**GOAL OF THE EXERCISE**
All that is required is the number of lines in this listing that hold "story".

......

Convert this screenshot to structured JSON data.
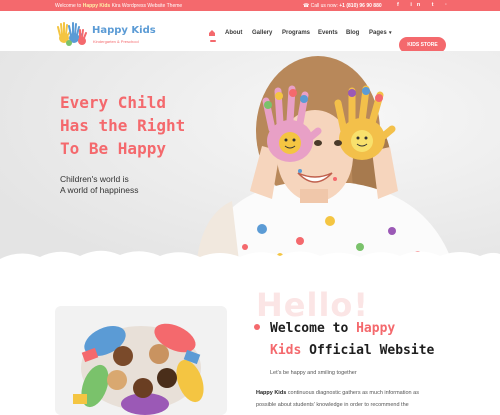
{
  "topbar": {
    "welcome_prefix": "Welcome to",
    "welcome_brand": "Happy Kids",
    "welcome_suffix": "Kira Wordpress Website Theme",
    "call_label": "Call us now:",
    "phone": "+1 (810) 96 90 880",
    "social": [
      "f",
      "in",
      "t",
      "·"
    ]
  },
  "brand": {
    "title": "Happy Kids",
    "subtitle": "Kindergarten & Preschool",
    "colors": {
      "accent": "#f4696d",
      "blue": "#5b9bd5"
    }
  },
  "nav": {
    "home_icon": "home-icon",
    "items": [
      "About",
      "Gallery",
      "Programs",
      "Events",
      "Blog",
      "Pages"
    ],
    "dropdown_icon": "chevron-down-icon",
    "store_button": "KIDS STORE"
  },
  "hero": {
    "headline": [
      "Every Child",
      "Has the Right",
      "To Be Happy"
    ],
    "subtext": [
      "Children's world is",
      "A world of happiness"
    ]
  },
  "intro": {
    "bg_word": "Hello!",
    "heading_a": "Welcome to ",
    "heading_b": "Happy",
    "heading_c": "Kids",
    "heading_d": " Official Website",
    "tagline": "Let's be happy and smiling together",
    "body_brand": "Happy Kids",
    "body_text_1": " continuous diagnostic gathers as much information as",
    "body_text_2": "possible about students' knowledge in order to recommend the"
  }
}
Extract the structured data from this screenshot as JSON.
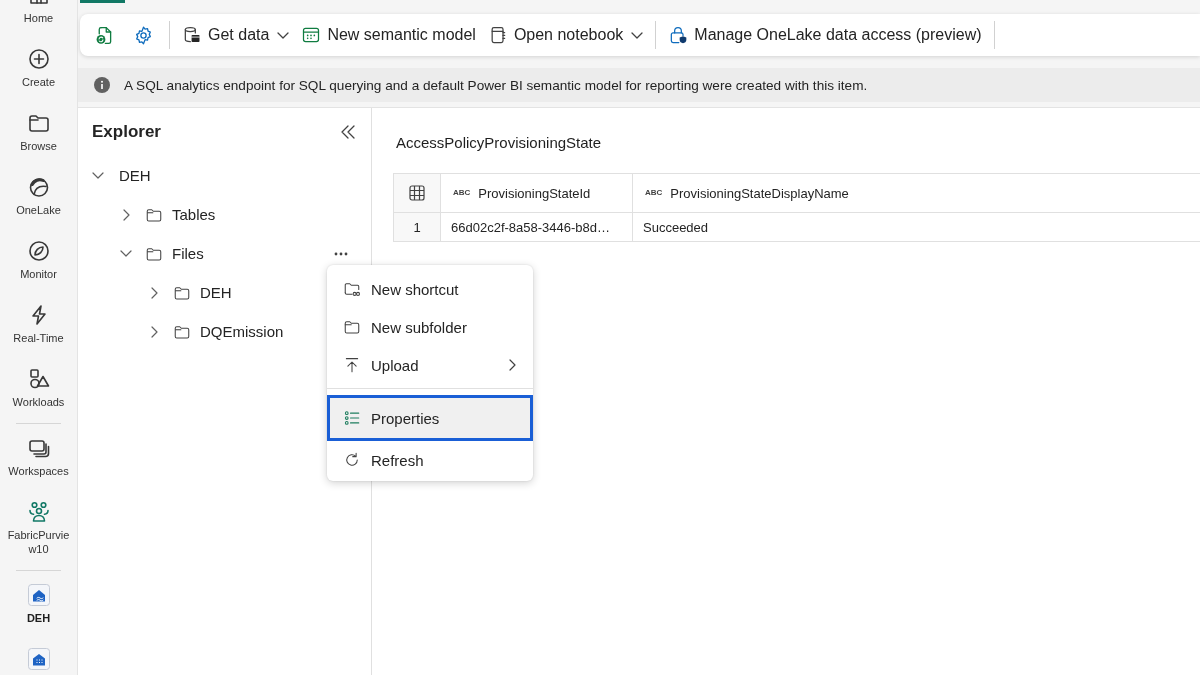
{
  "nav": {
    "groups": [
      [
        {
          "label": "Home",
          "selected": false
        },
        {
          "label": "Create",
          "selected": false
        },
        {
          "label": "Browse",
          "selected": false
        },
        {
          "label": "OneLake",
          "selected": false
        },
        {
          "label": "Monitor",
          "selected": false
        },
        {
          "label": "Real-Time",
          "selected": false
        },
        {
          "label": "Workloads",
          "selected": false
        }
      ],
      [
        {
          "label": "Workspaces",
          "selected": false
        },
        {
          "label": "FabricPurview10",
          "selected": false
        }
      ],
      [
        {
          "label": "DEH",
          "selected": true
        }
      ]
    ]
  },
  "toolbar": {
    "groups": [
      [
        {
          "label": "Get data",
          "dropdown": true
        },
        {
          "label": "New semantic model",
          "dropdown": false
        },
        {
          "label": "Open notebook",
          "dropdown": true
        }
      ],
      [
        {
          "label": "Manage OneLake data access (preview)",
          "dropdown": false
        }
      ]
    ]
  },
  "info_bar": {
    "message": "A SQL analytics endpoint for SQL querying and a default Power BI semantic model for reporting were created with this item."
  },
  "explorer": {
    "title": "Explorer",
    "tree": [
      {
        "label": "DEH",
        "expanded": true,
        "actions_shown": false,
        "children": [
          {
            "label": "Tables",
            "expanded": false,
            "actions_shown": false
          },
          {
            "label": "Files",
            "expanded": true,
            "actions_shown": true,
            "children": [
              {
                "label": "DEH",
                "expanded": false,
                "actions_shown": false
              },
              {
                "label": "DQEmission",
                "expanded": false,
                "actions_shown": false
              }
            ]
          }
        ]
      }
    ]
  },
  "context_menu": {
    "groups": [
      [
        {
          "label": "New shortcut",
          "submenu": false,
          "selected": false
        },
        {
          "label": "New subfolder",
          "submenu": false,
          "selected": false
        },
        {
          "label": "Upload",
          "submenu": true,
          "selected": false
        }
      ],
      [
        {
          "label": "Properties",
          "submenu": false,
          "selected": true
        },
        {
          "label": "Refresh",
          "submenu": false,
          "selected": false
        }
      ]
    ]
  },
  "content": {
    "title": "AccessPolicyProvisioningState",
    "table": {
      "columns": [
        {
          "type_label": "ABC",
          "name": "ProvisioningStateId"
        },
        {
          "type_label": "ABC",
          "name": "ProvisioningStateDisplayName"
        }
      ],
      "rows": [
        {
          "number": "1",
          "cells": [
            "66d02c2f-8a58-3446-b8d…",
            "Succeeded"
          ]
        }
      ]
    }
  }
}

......

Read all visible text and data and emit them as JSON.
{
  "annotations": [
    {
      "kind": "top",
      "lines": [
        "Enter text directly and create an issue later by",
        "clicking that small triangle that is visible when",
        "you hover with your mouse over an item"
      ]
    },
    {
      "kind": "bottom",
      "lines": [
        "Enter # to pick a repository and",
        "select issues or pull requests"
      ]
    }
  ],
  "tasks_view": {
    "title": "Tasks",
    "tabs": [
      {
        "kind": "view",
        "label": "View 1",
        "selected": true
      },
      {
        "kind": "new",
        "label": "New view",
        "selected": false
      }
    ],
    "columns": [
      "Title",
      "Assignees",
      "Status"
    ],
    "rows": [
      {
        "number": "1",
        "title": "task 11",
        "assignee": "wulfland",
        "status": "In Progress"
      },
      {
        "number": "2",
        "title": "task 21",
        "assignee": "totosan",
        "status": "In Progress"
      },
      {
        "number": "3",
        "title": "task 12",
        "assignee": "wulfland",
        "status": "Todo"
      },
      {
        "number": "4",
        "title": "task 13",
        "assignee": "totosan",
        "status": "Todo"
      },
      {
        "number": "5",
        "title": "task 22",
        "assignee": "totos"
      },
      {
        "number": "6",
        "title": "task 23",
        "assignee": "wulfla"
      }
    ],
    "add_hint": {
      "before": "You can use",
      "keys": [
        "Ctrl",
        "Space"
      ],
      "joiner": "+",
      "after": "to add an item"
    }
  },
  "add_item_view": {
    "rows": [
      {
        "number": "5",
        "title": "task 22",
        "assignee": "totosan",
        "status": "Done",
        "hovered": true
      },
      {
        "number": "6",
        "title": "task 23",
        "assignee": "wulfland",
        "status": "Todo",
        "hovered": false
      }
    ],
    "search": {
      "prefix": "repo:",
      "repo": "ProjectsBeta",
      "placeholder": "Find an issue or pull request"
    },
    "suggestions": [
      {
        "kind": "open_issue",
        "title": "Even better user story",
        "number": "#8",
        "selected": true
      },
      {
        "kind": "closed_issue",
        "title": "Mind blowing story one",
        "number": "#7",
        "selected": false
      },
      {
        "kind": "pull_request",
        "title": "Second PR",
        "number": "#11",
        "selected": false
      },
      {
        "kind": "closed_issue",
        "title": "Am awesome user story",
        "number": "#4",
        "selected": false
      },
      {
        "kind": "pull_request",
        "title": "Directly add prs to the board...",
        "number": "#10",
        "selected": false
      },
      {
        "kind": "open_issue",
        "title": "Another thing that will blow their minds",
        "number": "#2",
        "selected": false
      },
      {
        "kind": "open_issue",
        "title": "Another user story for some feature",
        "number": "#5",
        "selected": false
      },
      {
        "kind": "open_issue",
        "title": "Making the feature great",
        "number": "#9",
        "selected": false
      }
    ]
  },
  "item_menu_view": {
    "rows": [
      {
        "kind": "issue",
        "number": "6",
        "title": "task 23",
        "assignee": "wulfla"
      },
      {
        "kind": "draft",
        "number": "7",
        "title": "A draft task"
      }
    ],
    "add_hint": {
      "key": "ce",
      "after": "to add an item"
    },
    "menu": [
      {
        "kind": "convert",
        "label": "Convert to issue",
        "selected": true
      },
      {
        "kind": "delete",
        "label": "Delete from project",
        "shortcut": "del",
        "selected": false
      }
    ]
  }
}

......

**RESPONSE AREA**
4